#### [Dataset excerpts]
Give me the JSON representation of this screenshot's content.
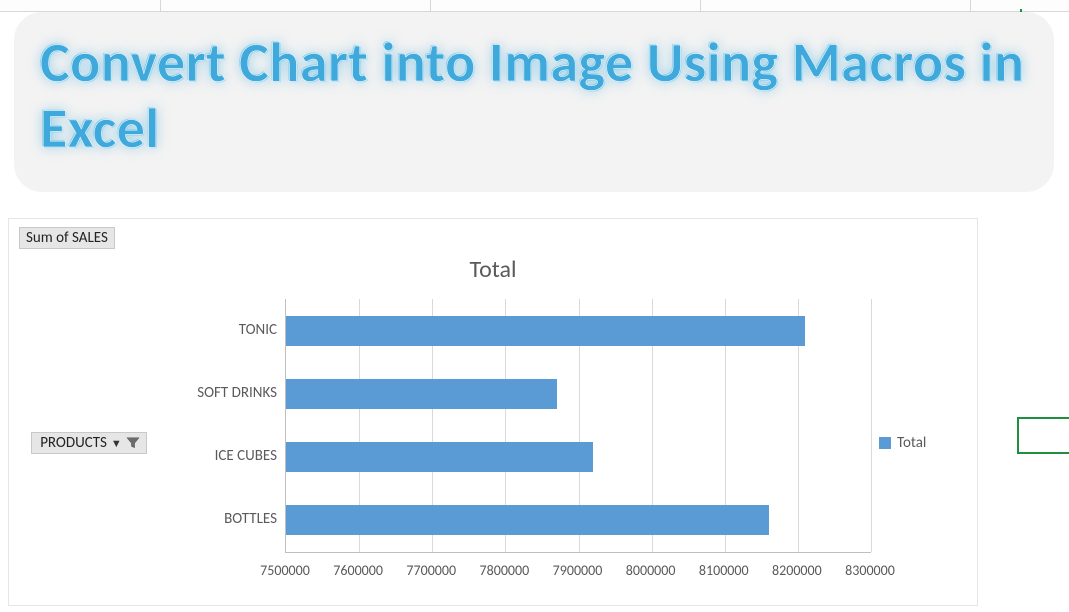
{
  "banner": {
    "title": "Convert Chart into Image Using Macros in Excel"
  },
  "pivot": {
    "field_title": "Sum of SALES",
    "axis_field": "PRODUCTS"
  },
  "legend": {
    "series_label": "Total"
  },
  "chart_data": {
    "type": "bar",
    "title": "Total",
    "xlabel": "",
    "ylabel": "",
    "orientation": "horizontal",
    "categories": [
      "TONIC",
      "SOFT DRINKS",
      "ICE CUBES",
      "BOTTLES"
    ],
    "series": [
      {
        "name": "Total",
        "values": [
          8210000,
          7870000,
          7920000,
          8160000
        ]
      }
    ],
    "xlim": [
      7500000,
      8300000
    ],
    "x_ticks": [
      7500000,
      7600000,
      7700000,
      7800000,
      7900000,
      8000000,
      8100000,
      8200000,
      8300000
    ],
    "grid": {
      "x": true,
      "y": false
    },
    "legend_position": "right",
    "bar_color": "#5b9bd5"
  }
}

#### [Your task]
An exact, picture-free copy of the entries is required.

#### [Answer to this exercise]
Give me the JSON representation of this screenshot's content.
{
  "banner": {
    "title": "Convert Chart into Image Using Macros in Excel"
  },
  "pivot": {
    "field_title": "Sum of SALES",
    "axis_field": "PRODUCTS"
  },
  "legend": {
    "series_label": "Total"
  },
  "chart_data": {
    "type": "bar",
    "title": "Total",
    "xlabel": "",
    "ylabel": "",
    "orientation": "horizontal",
    "categories": [
      "TONIC",
      "SOFT DRINKS",
      "ICE CUBES",
      "BOTTLES"
    ],
    "series": [
      {
        "name": "Total",
        "values": [
          8210000,
          7870000,
          7920000,
          8160000
        ]
      }
    ],
    "xlim": [
      7500000,
      8300000
    ],
    "x_ticks": [
      7500000,
      7600000,
      7700000,
      7800000,
      7900000,
      8000000,
      8100000,
      8200000,
      8300000
    ],
    "grid": {
      "x": true,
      "y": false
    },
    "legend_position": "right",
    "bar_color": "#5b9bd5"
  }
}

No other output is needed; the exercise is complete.